2 votes

Old Rusty Bridge



Photo taken by Jason Smith

BH Photo #101726


This long-span through truss carries county road 210th Avenue over the Little Sioux River near the northwestern city limits of Spencer. Now located at a rural crossing in Riverton Township, the structure was originally located on Main Street, south of downtown Spencer over the Little Sioux River. The first bridge at this heavily trafficked crossing was built in 1875 by J. Olson for $3,200. A timber pile structure, it lasted only six years before it was destroyed by an ice floe. The bridge was rebuilt, and then rebuilt again in 1889. Ten years later, the bridge needed a major rehabilitation, as the river had shifted its channel from under the truss. This time the Clay County Board of Supervisors opted to build a long-span steel truss, separated from the original truss by a series of timber pile spans. In the spring of 1900 the county contracted for its fabrication and erection with the Clinton Bridge and Iron Works. The Clinton, Iowa company was a prominent early twentieth-century Iowa bridge builder, responsible for constructing most of the major bridges in Clay County into the 1910s. Clinton B&I completed the pinned Pennsylvania span in 1901. The Main Street Bridge served this important route until 1915, when a new concrete arch bridge was erected.

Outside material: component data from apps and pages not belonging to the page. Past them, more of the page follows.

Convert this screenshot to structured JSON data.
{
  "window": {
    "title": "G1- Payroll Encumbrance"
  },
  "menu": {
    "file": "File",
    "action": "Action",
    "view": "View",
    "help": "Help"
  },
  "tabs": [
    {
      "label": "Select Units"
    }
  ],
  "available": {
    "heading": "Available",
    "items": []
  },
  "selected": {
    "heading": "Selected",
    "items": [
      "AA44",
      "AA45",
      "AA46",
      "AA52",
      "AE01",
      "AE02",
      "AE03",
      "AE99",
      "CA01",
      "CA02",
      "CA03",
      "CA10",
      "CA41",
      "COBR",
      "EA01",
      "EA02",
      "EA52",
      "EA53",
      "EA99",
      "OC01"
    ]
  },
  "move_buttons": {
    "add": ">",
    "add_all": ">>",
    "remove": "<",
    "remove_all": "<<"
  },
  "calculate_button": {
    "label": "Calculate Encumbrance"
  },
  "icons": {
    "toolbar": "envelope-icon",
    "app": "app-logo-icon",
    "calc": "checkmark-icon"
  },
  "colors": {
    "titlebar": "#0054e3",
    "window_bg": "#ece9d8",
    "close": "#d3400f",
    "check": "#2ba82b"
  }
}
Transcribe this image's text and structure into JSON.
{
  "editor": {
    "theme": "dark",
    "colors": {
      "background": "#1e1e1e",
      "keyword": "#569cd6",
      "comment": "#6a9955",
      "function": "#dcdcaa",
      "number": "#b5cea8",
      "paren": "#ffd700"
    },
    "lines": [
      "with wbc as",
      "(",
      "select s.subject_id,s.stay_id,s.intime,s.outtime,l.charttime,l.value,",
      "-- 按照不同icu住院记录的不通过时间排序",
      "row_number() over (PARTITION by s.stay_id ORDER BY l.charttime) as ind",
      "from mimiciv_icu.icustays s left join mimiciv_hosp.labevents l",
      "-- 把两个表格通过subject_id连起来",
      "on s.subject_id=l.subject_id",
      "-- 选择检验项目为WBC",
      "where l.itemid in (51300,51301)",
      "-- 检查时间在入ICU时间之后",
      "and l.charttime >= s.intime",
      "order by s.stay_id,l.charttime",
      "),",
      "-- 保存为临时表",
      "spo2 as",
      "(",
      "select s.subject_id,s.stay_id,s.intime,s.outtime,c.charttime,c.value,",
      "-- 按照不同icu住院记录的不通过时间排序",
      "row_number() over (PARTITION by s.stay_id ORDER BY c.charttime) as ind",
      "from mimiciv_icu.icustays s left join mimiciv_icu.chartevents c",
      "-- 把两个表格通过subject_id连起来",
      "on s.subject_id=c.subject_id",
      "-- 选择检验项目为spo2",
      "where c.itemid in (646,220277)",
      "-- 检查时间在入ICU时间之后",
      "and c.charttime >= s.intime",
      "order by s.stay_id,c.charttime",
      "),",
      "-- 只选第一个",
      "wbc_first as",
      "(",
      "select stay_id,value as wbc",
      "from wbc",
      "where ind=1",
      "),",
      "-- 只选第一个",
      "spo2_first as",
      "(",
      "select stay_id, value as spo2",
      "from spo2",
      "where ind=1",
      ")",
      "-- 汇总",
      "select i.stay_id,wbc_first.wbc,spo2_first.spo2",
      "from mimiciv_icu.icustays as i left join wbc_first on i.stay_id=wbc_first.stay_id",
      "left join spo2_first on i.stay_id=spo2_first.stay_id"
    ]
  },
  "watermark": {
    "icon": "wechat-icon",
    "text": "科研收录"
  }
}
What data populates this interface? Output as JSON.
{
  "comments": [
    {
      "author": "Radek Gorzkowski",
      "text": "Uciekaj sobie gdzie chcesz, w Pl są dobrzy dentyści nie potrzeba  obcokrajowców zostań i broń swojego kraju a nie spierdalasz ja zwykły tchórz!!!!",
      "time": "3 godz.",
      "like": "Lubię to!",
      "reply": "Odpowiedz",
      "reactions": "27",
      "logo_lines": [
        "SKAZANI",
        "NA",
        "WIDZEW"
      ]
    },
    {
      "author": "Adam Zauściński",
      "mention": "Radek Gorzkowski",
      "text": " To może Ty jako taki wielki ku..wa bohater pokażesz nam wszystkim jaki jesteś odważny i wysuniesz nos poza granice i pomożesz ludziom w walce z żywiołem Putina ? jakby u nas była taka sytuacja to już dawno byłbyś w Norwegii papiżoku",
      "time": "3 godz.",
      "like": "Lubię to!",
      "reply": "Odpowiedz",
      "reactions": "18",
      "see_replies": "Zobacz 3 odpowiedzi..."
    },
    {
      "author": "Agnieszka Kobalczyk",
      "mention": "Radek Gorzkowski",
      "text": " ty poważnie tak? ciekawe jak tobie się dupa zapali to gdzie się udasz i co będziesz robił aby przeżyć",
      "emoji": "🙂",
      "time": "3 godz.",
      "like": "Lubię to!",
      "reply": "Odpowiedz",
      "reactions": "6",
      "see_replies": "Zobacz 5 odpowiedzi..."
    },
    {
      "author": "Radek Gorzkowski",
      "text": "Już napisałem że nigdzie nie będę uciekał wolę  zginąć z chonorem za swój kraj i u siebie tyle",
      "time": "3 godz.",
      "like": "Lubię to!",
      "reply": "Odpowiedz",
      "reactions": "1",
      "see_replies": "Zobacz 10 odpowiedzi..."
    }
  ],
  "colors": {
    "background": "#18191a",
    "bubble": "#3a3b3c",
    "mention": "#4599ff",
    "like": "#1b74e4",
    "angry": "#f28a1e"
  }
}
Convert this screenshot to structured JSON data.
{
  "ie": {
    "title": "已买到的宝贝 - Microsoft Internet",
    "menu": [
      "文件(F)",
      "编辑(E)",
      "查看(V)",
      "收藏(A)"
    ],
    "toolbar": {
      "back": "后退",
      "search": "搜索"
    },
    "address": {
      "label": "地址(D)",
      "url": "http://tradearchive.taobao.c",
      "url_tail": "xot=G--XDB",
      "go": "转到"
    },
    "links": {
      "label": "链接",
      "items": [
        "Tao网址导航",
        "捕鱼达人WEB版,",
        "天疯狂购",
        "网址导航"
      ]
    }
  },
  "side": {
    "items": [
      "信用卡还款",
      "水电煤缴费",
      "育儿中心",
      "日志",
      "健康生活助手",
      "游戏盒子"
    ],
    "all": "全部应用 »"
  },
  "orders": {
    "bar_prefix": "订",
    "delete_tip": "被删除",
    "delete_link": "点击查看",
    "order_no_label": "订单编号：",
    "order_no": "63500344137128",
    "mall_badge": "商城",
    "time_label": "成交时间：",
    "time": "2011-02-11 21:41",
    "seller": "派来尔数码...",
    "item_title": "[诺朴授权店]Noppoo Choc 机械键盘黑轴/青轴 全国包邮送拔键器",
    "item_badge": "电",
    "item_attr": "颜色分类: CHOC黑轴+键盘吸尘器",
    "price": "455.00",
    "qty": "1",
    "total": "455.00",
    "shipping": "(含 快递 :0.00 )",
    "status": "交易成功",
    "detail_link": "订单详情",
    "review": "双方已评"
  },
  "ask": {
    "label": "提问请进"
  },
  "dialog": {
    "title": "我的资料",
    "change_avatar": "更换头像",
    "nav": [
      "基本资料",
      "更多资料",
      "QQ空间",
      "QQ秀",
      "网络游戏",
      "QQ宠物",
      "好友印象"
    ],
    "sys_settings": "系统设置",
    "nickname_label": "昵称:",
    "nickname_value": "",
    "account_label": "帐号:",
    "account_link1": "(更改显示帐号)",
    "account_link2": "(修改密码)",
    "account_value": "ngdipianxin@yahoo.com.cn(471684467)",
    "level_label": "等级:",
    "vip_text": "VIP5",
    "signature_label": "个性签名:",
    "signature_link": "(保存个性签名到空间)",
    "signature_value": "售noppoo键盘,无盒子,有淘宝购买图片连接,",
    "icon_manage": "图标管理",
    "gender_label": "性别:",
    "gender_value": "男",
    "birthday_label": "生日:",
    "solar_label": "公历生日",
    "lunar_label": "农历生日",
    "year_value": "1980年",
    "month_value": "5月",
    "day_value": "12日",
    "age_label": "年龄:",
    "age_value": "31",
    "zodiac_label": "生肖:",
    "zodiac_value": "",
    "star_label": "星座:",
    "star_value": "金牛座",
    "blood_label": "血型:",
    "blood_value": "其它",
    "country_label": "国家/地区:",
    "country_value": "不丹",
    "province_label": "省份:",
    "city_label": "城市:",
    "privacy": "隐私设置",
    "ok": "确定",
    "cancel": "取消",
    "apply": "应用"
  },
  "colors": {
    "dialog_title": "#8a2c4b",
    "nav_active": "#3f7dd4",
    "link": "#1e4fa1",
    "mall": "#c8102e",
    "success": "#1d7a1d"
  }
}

The 1901 truss was moved to this site and placed on concrete abutments prepared by the Thor Construction Company of Cedar Falls, Iowa. Here it remains today in essentially unaltered condition. Serving as a major crossing of the Little Sioux River, the Main Street Bridge was important to transportation and commerce in Spencer, the Clay County seat. The structure's 1901 span is technologically noteworthy as a relatively well-preserved example of a Pratt truss subtype - the Pennsylvania truss. With its polygonal upper chords and subdivided panels, the truss exemplifies this relatively uncommon type, which was used primarily for long-span applications around the turn of the century. Few Pennsylvania trusses were ever built in Iowa, and only a handful remains today. The two spans in Clay County are important representatives of this uncommon early wagon truss configuration [adapted from Zibell, Roise, and Fraser 1992].


Through truss bridge over Little Sioux River on 210th Avenue north of Spencer in Spencer
Spencer, Clay County, Iowa
Open to one-lane traffic
Built 1901 by the Clinton Bridge & Iron Works; relocated here in 1915
- Clinton Bridge & Iron Works of Clinton, Iowa (original fabrication in 1901)
- Thor Construction Co. of Cedar Falls, Iowa (1915 Relocator)
Pennsylvania through truss
Length of largest span: 177.0 ft.
Total length: 180.0 ft.
Deck width: 18.0 ft.
Vertical clearance above deck: 11.0 ft.
Posted to the National Register of Historic Places on June 25, 1998
Also called
Dump Road Bridge
Approximate latitude, longitude
+43.16300, -95.17013   (decimal degrees)
43°09'47" N, 95°10'12" W   (degrees°minutes'seconds")
Approximate UTM coordinates
15/323582/4781201 (zone/easting/northing)
Quadrangle map:
Inventory numbers
IA 116790 (Iowa bridge number)
NRHP 98000810 (National Register of Historic Places reference number)
BH 13161 (Bridgehunter.com ID)

Update Log 

  • October 11, 2012: Updated by Jason Smith: Added category "A-frame portal"
  • March 12, 2012: Updated by Luke Harden: Added category "Pin-connected"
  • August 31, 2011: New photos from Jason Smith
  • May 16, 2011: New photos from James Baughn
  • February 6, 2008: New photo from Jason Smith
  • September 26, 2005: Posted photos from Jason Smith

Related Bridges 


  • Jason Smith - flensburg [dot] bridgehunter [dot] av [at] googlemail [dot] com
  • James Baughn - webmaster [at] bridgehunter [dot] com
  • Historic Bridges of Iowa


Old Rusty Bridge
Posted April 22, 2022, by Luke

That, and both myself and John Marvig participate in a Facebook page that would DEFINITELY have posted about this bridge being washed out.

Old Rusty Bridge
Posted April 22, 2022, by Paul Plassman

It still shows up in the 2021 NBI.

Old Rusty Bridge
Posted April 22, 2022, by Luke

Citation needed.

Old Rusty Bridge
Posted April 22, 2022, by Lonnie Donnegan

This bridge washed out a few years ago

Old Rusty Bridge
Posted May 16, 2011, by Molly Hill

I like the name, LOL!